* What the task asks: Please tally the lines in the records that include the word "email" and answer with the bare number.

* Recorded data:
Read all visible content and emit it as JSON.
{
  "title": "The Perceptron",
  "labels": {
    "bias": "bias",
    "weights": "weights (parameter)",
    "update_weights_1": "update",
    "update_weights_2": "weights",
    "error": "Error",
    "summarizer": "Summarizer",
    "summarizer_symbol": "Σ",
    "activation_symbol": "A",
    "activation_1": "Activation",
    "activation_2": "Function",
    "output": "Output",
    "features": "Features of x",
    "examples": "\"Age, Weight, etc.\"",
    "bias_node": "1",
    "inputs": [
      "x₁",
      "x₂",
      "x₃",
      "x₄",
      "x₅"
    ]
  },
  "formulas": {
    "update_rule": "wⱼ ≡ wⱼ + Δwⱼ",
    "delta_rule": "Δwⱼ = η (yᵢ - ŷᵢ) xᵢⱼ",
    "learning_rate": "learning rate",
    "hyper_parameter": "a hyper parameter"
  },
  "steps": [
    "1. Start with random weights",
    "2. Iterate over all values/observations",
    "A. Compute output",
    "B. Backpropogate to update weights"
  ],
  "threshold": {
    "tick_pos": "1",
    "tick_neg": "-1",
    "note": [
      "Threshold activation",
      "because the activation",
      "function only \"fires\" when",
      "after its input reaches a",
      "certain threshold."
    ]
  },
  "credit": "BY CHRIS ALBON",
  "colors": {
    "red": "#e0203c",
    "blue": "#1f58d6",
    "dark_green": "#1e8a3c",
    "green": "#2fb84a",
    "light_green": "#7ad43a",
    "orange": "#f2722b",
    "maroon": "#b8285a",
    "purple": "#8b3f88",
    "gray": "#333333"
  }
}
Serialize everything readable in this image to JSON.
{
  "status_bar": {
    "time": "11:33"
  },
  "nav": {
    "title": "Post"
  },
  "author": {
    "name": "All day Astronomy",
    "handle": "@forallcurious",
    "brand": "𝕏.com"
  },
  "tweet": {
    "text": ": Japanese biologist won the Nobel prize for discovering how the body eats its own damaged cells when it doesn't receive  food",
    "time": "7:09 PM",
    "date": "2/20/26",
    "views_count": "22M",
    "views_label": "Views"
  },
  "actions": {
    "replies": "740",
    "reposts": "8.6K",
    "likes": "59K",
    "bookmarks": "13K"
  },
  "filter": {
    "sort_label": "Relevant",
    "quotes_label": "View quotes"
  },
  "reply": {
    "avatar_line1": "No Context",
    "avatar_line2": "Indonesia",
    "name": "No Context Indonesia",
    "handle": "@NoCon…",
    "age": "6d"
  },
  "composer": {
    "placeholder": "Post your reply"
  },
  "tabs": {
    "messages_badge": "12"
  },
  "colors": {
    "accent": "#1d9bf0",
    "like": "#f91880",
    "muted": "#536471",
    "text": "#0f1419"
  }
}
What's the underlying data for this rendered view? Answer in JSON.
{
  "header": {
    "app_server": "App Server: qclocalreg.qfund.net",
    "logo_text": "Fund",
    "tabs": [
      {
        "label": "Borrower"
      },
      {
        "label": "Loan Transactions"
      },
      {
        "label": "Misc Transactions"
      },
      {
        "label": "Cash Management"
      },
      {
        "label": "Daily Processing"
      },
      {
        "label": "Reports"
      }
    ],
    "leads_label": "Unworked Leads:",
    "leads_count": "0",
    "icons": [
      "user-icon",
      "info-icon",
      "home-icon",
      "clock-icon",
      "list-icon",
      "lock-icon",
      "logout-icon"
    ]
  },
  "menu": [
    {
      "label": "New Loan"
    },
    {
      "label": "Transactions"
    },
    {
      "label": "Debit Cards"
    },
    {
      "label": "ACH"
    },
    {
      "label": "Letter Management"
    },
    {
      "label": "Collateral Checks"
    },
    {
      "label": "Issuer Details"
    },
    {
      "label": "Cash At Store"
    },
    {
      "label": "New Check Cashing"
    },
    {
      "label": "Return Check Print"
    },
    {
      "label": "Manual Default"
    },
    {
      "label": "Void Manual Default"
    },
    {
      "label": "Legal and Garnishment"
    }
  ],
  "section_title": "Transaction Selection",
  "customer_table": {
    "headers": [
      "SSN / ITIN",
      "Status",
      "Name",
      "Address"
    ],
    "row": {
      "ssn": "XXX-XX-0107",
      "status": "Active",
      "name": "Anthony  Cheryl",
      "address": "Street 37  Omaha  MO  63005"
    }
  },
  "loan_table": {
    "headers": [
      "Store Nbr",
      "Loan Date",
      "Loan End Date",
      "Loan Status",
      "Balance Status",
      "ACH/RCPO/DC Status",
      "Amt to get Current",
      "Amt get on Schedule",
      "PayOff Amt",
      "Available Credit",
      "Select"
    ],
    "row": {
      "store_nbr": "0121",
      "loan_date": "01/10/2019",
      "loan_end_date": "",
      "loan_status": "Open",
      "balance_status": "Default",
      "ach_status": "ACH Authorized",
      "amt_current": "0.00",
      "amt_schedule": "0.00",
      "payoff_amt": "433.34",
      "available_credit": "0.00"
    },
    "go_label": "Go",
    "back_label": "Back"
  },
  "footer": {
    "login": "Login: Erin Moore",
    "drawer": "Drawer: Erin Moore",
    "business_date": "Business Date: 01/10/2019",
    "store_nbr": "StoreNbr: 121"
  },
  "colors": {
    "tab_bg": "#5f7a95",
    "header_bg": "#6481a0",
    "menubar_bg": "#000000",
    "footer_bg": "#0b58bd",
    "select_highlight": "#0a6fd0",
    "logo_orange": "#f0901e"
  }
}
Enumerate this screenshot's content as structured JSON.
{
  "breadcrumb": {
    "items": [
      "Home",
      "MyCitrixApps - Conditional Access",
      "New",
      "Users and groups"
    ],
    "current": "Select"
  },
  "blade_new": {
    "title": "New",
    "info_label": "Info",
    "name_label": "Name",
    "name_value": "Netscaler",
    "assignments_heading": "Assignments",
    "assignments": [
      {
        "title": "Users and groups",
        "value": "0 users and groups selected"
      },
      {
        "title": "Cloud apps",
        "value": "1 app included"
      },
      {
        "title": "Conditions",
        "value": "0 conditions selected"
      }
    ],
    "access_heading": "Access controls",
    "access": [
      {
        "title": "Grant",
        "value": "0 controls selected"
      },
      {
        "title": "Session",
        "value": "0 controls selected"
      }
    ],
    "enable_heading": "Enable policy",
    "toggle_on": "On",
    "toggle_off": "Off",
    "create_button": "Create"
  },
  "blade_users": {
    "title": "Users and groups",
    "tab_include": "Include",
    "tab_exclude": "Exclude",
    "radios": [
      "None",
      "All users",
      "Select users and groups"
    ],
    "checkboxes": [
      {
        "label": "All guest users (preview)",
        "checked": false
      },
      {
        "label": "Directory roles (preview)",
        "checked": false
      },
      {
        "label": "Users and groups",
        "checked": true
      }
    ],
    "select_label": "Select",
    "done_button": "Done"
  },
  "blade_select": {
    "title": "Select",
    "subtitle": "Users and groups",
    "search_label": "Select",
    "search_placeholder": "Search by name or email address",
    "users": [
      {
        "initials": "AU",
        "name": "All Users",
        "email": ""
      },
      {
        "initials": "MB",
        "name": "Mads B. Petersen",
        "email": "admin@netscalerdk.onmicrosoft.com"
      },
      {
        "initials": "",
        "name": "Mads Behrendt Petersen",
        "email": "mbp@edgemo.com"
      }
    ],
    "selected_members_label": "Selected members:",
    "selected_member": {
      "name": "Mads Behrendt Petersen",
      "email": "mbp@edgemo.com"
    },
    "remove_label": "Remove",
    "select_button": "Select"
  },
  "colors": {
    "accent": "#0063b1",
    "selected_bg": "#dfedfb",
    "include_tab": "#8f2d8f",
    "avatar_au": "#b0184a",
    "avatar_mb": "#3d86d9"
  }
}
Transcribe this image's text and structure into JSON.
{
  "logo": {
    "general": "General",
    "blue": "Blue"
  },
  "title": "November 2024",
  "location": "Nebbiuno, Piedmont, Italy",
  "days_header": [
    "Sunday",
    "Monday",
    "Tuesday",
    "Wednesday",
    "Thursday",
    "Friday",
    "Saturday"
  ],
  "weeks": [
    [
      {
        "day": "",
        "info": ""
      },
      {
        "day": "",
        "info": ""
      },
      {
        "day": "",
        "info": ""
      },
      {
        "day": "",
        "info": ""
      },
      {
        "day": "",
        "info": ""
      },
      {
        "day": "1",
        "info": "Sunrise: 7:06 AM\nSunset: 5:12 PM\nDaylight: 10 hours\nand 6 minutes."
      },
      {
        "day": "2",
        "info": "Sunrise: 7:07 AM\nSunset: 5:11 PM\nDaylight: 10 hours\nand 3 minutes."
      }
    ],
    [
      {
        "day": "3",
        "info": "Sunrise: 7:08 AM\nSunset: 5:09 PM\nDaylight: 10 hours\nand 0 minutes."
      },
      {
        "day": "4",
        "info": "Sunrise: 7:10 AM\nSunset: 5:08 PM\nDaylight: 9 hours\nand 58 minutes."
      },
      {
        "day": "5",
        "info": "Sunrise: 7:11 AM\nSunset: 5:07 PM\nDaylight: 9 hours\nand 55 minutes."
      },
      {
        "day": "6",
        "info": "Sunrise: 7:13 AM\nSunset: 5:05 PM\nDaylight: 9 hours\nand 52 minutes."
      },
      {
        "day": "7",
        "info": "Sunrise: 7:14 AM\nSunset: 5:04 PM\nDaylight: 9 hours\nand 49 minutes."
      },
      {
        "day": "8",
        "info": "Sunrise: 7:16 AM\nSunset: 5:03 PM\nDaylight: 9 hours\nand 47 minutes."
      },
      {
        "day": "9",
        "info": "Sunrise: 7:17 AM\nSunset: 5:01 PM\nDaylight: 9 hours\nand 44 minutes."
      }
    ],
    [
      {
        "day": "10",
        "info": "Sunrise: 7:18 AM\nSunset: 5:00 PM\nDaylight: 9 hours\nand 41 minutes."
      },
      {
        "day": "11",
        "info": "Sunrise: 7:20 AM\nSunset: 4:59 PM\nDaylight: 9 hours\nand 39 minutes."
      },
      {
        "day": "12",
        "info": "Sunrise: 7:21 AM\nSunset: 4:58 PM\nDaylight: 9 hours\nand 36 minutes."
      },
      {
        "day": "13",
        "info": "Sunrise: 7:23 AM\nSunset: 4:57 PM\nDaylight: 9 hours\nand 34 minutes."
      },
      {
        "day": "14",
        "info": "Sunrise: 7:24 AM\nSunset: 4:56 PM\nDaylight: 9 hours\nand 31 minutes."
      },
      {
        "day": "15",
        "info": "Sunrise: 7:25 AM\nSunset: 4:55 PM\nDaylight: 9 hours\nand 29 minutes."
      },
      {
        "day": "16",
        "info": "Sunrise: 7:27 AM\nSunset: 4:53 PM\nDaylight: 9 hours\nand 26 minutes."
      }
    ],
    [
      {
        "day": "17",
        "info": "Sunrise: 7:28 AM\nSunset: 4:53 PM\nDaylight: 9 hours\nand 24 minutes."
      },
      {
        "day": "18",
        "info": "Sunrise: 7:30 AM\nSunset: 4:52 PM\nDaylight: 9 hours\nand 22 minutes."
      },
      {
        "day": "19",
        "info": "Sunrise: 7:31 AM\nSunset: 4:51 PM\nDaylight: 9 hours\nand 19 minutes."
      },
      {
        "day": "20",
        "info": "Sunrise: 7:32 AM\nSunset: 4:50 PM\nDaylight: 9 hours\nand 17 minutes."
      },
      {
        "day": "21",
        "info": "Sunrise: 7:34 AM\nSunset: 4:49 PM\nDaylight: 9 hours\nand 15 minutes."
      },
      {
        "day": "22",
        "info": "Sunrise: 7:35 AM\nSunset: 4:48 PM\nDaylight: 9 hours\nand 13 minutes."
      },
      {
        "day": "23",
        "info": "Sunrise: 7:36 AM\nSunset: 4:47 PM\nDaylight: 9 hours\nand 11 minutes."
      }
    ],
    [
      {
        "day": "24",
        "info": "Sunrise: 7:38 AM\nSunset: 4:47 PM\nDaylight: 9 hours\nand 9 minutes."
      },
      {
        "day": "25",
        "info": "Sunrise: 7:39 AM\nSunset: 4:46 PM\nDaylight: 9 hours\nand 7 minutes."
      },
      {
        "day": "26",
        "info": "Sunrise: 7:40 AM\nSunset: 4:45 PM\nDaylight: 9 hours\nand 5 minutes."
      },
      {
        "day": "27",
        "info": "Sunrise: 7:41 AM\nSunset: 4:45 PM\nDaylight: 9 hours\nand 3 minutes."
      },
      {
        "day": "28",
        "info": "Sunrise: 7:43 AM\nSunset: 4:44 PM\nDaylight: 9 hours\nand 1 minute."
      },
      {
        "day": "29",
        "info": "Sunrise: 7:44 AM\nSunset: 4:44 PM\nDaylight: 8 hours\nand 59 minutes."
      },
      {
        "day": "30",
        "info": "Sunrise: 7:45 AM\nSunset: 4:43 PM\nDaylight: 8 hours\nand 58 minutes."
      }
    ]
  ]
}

* Result: 5